__Problem statement__.
Report how many lines in the data below hold the string "true". Nothing else should appear in the answer.
START Given information
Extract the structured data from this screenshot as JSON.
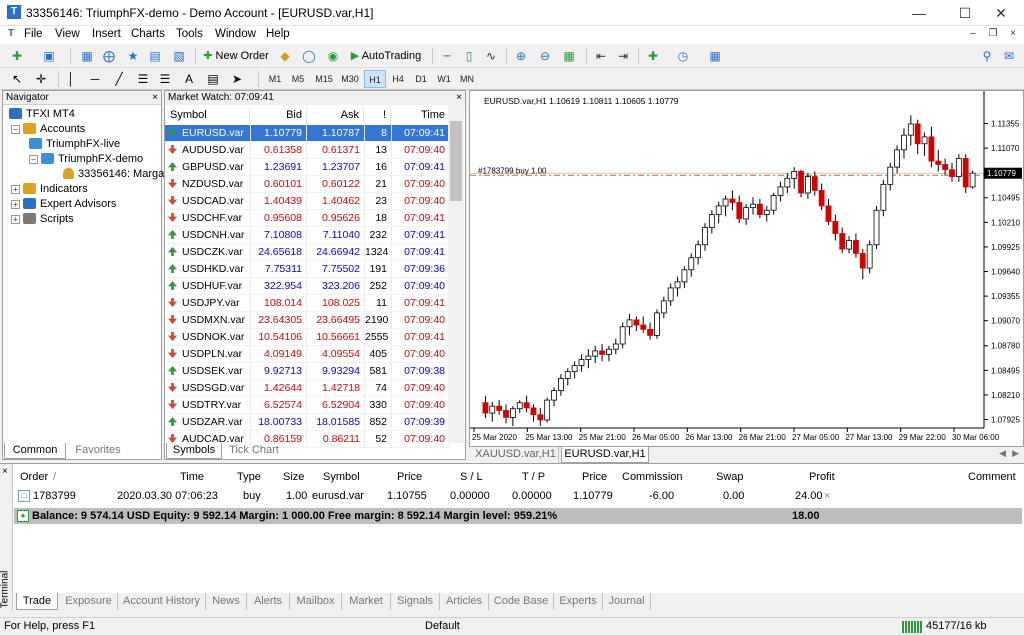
{
  "window": {
    "title": "33356146: TriumphFX-demo - Demo Account - [EURUSD.var,H1]",
    "logo_glyph": "T"
  },
  "menu": [
    "File",
    "View",
    "Insert",
    "Charts",
    "Tools",
    "Window",
    "Help"
  ],
  "toolbar": {
    "new_order": "New Order",
    "autotrading": "AutoTrading",
    "timeframes": [
      "M1",
      "M5",
      "M15",
      "M30",
      "H1",
      "H4",
      "D1",
      "W1",
      "MN"
    ],
    "active_tf": "H1"
  },
  "navigator": {
    "title": "Navigator",
    "items": [
      "TFXI MT4",
      "Accounts",
      "TriumphFX-live",
      "TriumphFX-demo",
      "33356146: Marga",
      "Indicators",
      "Expert Advisors",
      "Scripts"
    ],
    "tabs": [
      "Common",
      "Favorites"
    ]
  },
  "market_watch": {
    "title": "Market Watch: 07:09:41",
    "columns": [
      "Symbol",
      "Bid",
      "Ask",
      "!",
      "Time"
    ],
    "rows": [
      {
        "dir": "up",
        "symbol": "EURUSD.var",
        "bid": "1.10779",
        "ask": "1.10787",
        "spread": "8",
        "time": "07:09:41",
        "color": "blue",
        "selected": true
      },
      {
        "dir": "down",
        "symbol": "AUDUSD.var",
        "bid": "0.61358",
        "ask": "0.61371",
        "spread": "13",
        "time": "07:09:40",
        "color": "red"
      },
      {
        "dir": "up",
        "symbol": "GBPUSD.var",
        "bid": "1.23691",
        "ask": "1.23707",
        "spread": "16",
        "time": "07:09:41",
        "color": "blue"
      },
      {
        "dir": "down",
        "symbol": "NZDUSD.var",
        "bid": "0.60101",
        "ask": "0.60122",
        "spread": "21",
        "time": "07:09:40",
        "color": "red"
      },
      {
        "dir": "down",
        "symbol": "USDCAD.var",
        "bid": "1.40439",
        "ask": "1.40462",
        "spread": "23",
        "time": "07:09:40",
        "color": "red"
      },
      {
        "dir": "down",
        "symbol": "USDCHF.var",
        "bid": "0.95608",
        "ask": "0.95626",
        "spread": "18",
        "time": "07:09:41",
        "color": "red"
      },
      {
        "dir": "up",
        "symbol": "USDCNH.var",
        "bid": "7.10808",
        "ask": "7.11040",
        "spread": "232",
        "time": "07:09:41",
        "color": "blue"
      },
      {
        "dir": "up",
        "symbol": "USDCZK.var",
        "bid": "24.65618",
        "ask": "24.66942",
        "spread": "1324",
        "time": "07:09:41",
        "color": "blue"
      },
      {
        "dir": "up",
        "symbol": "USDHKD.var",
        "bid": "7.75311",
        "ask": "7.75502",
        "spread": "191",
        "time": "07:09:36",
        "color": "blue"
      },
      {
        "dir": "up",
        "symbol": "USDHUF.var",
        "bid": "322.954",
        "ask": "323.206",
        "spread": "252",
        "time": "07:09:40",
        "color": "blue"
      },
      {
        "dir": "down",
        "symbol": "USDJPY.var",
        "bid": "108.014",
        "ask": "108.025",
        "spread": "11",
        "time": "07:09:41",
        "color": "red"
      },
      {
        "dir": "down",
        "symbol": "USDMXN.var",
        "bid": "23.64305",
        "ask": "23.66495",
        "spread": "2190",
        "time": "07:09:40",
        "color": "red"
      },
      {
        "dir": "down",
        "symbol": "USDNOK.var",
        "bid": "10.54106",
        "ask": "10.56661",
        "spread": "2555",
        "time": "07:09:41",
        "color": "red"
      },
      {
        "dir": "down",
        "symbol": "USDPLN.var",
        "bid": "4.09149",
        "ask": "4.09554",
        "spread": "405",
        "time": "07:09:40",
        "color": "red"
      },
      {
        "dir": "up",
        "symbol": "USDSEK.var",
        "bid": "9.92713",
        "ask": "9.93294",
        "spread": "581",
        "time": "07:09:38",
        "color": "blue"
      },
      {
        "dir": "down",
        "symbol": "USDSGD.var",
        "bid": "1.42644",
        "ask": "1.42718",
        "spread": "74",
        "time": "07:09:40",
        "color": "red"
      },
      {
        "dir": "down",
        "symbol": "USDTRY.var",
        "bid": "6.52574",
        "ask": "6.52904",
        "spread": "330",
        "time": "07:09:40",
        "color": "red"
      },
      {
        "dir": "up",
        "symbol": "USDZAR.var",
        "bid": "18.00733",
        "ask": "18.01585",
        "spread": "852",
        "time": "07:09:39",
        "color": "blue"
      },
      {
        "dir": "down",
        "symbol": "AUDCAD.var",
        "bid": "0.86159",
        "ask": "0.86211",
        "spread": "52",
        "time": "07:09:40",
        "color": "red"
      }
    ],
    "tabs": [
      "Symbols",
      "Tick Chart"
    ]
  },
  "chart": {
    "header": "EURUSD.var,H1  1.10619 1.10811 1.10605 1.10779",
    "trade_label": "#1783799 buy 1.00",
    "price_label": "1.10779",
    "tabs": [
      "XAUUSD.var,H1",
      "EURUSD.var,H1"
    ],
    "active_tab": 1
  },
  "chart_data": {
    "type": "candlestick",
    "y_ticks": [
      "1.11355",
      "1.11070",
      "1.10779",
      "1.10495",
      "1.10210",
      "1.09925",
      "1.09640",
      "1.09355",
      "1.09070",
      "1.08780",
      "1.08495",
      "1.08210",
      "1.07925"
    ],
    "x_ticks": [
      "25 Mar 2020",
      "25 Mar 13:00",
      "25 Mar 21:00",
      "26 Mar 05:00",
      "26 Mar 13:00",
      "26 Mar 21:00",
      "27 Mar 05:00",
      "27 Mar 13:00",
      "29 Mar 22:00",
      "30 Mar 06:00"
    ],
    "ylim": [
      1.0785,
      1.115
    ],
    "trade_open": 1.10755,
    "last_price": 1.10779,
    "candles": [
      [
        1.0812,
        1.082,
        1.0794,
        1.08
      ],
      [
        1.08,
        1.0813,
        1.079,
        1.0808
      ],
      [
        1.0808,
        1.0815,
        1.0798,
        1.0803
      ],
      [
        1.0803,
        1.081,
        1.0788,
        1.0795
      ],
      [
        1.0795,
        1.0808,
        1.0785,
        1.0805
      ],
      [
        1.0805,
        1.0815,
        1.08,
        1.0812
      ],
      [
        1.0812,
        1.082,
        1.0801,
        1.0806
      ],
      [
        1.0806,
        1.081,
        1.079,
        1.0798
      ],
      [
        1.0798,
        1.0806,
        1.0785,
        1.0792
      ],
      [
        1.0792,
        1.0818,
        1.0789,
        1.0815
      ],
      [
        1.0815,
        1.083,
        1.0808,
        1.0826
      ],
      [
        1.0826,
        1.0845,
        1.082,
        1.084
      ],
      [
        1.084,
        1.0852,
        1.0832,
        1.0848
      ],
      [
        1.0848,
        1.086,
        1.084,
        1.0855
      ],
      [
        1.0855,
        1.0868,
        1.0848,
        1.0862
      ],
      [
        1.0862,
        1.0874,
        1.0852,
        1.0866
      ],
      [
        1.0866,
        1.0878,
        1.0858,
        1.0872
      ],
      [
        1.0872,
        1.088,
        1.086,
        1.0868
      ],
      [
        1.0868,
        1.0878,
        1.086,
        1.0874
      ],
      [
        1.0874,
        1.0886,
        1.0868,
        1.088
      ],
      [
        1.088,
        1.0905,
        1.0875,
        1.09
      ],
      [
        1.09,
        1.0915,
        1.089,
        1.0908
      ],
      [
        1.0908,
        1.0912,
        1.0895,
        1.0902
      ],
      [
        1.0902,
        1.0912,
        1.0893,
        1.0897
      ],
      [
        1.0897,
        1.0905,
        1.0885,
        1.089
      ],
      [
        1.089,
        1.092,
        1.0886,
        1.0916
      ],
      [
        1.0916,
        1.0935,
        1.091,
        1.093
      ],
      [
        1.093,
        1.095,
        1.0924,
        1.0945
      ],
      [
        1.0945,
        1.0958,
        1.0935,
        1.0952
      ],
      [
        1.0952,
        1.097,
        1.0945,
        1.0966
      ],
      [
        1.0966,
        1.0985,
        1.0958,
        1.098
      ],
      [
        1.098,
        1.1,
        1.0972,
        1.0995
      ],
      [
        1.0995,
        1.102,
        1.0988,
        1.1015
      ],
      [
        1.1015,
        1.1035,
        1.1008,
        1.103
      ],
      [
        1.103,
        1.1045,
        1.102,
        1.104
      ],
      [
        1.104,
        1.1052,
        1.1028,
        1.1048
      ],
      [
        1.1048,
        1.1058,
        1.1035,
        1.1044
      ],
      [
        1.1044,
        1.1052,
        1.102,
        1.1025
      ],
      [
        1.1025,
        1.1042,
        1.1018,
        1.1038
      ],
      [
        1.1038,
        1.105,
        1.103,
        1.1042
      ],
      [
        1.1042,
        1.1048,
        1.1026,
        1.103
      ],
      [
        1.103,
        1.104,
        1.1022,
        1.1035
      ],
      [
        1.1035,
        1.1055,
        1.103,
        1.1052
      ],
      [
        1.1052,
        1.1068,
        1.1045,
        1.1062
      ],
      [
        1.1062,
        1.1078,
        1.1055,
        1.1072
      ],
      [
        1.1072,
        1.1085,
        1.106,
        1.108
      ],
      [
        1.108,
        1.1082,
        1.105,
        1.1055
      ],
      [
        1.1055,
        1.1078,
        1.1048,
        1.1074
      ],
      [
        1.1074,
        1.108,
        1.1052,
        1.1058
      ],
      [
        1.1058,
        1.1066,
        1.1035,
        1.104
      ],
      [
        1.104,
        1.1048,
        1.1018,
        1.1022
      ],
      [
        1.1022,
        1.103,
        1.1,
        1.1008
      ],
      [
        1.1008,
        1.1015,
        1.0985,
        1.099
      ],
      [
        1.099,
        1.1005,
        1.0985,
        1.1
      ],
      [
        1.1,
        1.1008,
        1.098,
        1.0985
      ],
      [
        1.0985,
        1.099,
        1.0955,
        1.0968
      ],
      [
        1.0968,
        1.1,
        1.0962,
        1.0995
      ],
      [
        1.0995,
        1.104,
        1.099,
        1.1035
      ],
      [
        1.1035,
        1.107,
        1.1028,
        1.1065
      ],
      [
        1.1065,
        1.109,
        1.1058,
        1.1085
      ],
      [
        1.1085,
        1.111,
        1.1078,
        1.1105
      ],
      [
        1.1105,
        1.113,
        1.1095,
        1.1122
      ],
      [
        1.1122,
        1.1145,
        1.111,
        1.1135
      ],
      [
        1.1135,
        1.114,
        1.11,
        1.1112
      ],
      [
        1.1112,
        1.1125,
        1.1098,
        1.112
      ],
      [
        1.112,
        1.1132,
        1.1085,
        1.1092
      ],
      [
        1.1092,
        1.1105,
        1.108,
        1.1088
      ],
      [
        1.1088,
        1.1095,
        1.1075,
        1.1082
      ],
      [
        1.1082,
        1.109,
        1.1068,
        1.1074
      ],
      [
        1.1074,
        1.11,
        1.1068,
        1.1095
      ],
      [
        1.1095,
        1.11,
        1.1055,
        1.1062
      ],
      [
        1.1062,
        1.1081,
        1.106,
        1.1078
      ]
    ]
  },
  "terminal": {
    "side_label": "Terminal",
    "columns": [
      "Order",
      "/",
      "Time",
      "Type",
      "Size",
      "Symbol",
      "Price",
      "S / L",
      "T / P",
      "Price",
      "Commission",
      "Swap",
      "Profit",
      "Comment"
    ],
    "order": {
      "order": "1783799",
      "time": "2020.03.30 07:06:23",
      "type": "buy",
      "size": "1.00",
      "symbol": "eurusd.var",
      "price": "1.10755",
      "sl": "0.00000",
      "tp": "0.00000",
      "cur_price": "1.10779",
      "commission": "-6.00",
      "swap": "0.00",
      "profit": "24.00",
      "close": "×"
    },
    "balance_line": "Balance: 9 574.14 USD  Equity: 9 592.14  Margin: 1 000.00  Free margin: 8 592.14  Margin level: 959.21%",
    "balance_profit": "18.00",
    "tabs": [
      "Trade",
      "Exposure",
      "Account History",
      "News",
      "Alerts",
      "Mailbox",
      "Market",
      "Signals",
      "Articles",
      "Code Base",
      "Experts",
      "Journal"
    ]
  },
  "status": {
    "help": "For Help, press F1",
    "profile": "Default",
    "traffic": "45177/16 kb"
  },
  "colors": {
    "bull": "#ffffff",
    "bear": "#d90000",
    "bid_up": "#0000ff",
    "bid_down": "#e00000",
    "selection": "#3476d8",
    "trade_line": "#d2691e"
  }
}
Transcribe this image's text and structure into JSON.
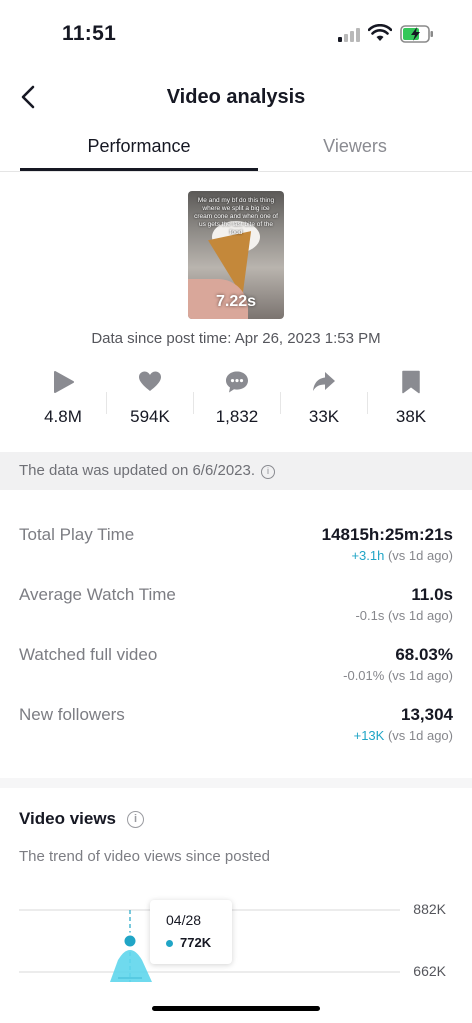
{
  "status_bar": {
    "time": "11:51"
  },
  "nav": {
    "title": "Video analysis"
  },
  "tabs": [
    {
      "label": "Performance",
      "active": true
    },
    {
      "label": "Viewers",
      "active": false
    }
  ],
  "video": {
    "duration": "7.22s",
    "caption": "Me and my bf do this thing where we split a big ice cream cone and when one of us gets the last bite of the food"
  },
  "since_text": "Data since post time: Apr 26, 2023 1:53 PM",
  "stats": [
    {
      "icon": "play-icon",
      "value": "4.8M"
    },
    {
      "icon": "heart-icon",
      "value": "594K"
    },
    {
      "icon": "comment-icon",
      "value": "1,832"
    },
    {
      "icon": "share-icon",
      "value": "33K"
    },
    {
      "icon": "bookmark-icon",
      "value": "38K"
    }
  ],
  "update_notice": "The data was updated on 6/6/2023.",
  "metrics": [
    {
      "label": "Total Play Time",
      "value": "14815h:25m:21s",
      "delta": "+3.1h",
      "delta_suffix": " (vs 1d ago)",
      "positive": true
    },
    {
      "label": "Average Watch Time",
      "value": "11.0s",
      "delta": "-0.1s",
      "delta_suffix": " (vs 1d ago)",
      "positive": false
    },
    {
      "label": "Watched full video",
      "value": "68.03%",
      "delta": "-0.01%",
      "delta_suffix": " (vs 1d ago)",
      "positive": false
    },
    {
      "label": "New followers",
      "value": "13,304",
      "delta": "+13K",
      "delta_suffix": " (vs 1d ago)",
      "positive": true
    }
  ],
  "video_views": {
    "title": "Video views",
    "subtitle": "The trend of video views since posted",
    "tooltip": {
      "date": "04/28",
      "value": "772K"
    }
  },
  "chart_data": {
    "type": "area",
    "y_ticks": [
      "882K",
      "662K"
    ],
    "points": [
      {
        "x": "04/28",
        "y": 772000
      }
    ],
    "colors": {
      "series": "#20a5c6",
      "fill": "#5fd6ec"
    }
  },
  "colors": {
    "accent": "#20a5c6",
    "text": "#161823",
    "muted": "#7c7d83"
  }
}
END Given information
__Answer section__.
4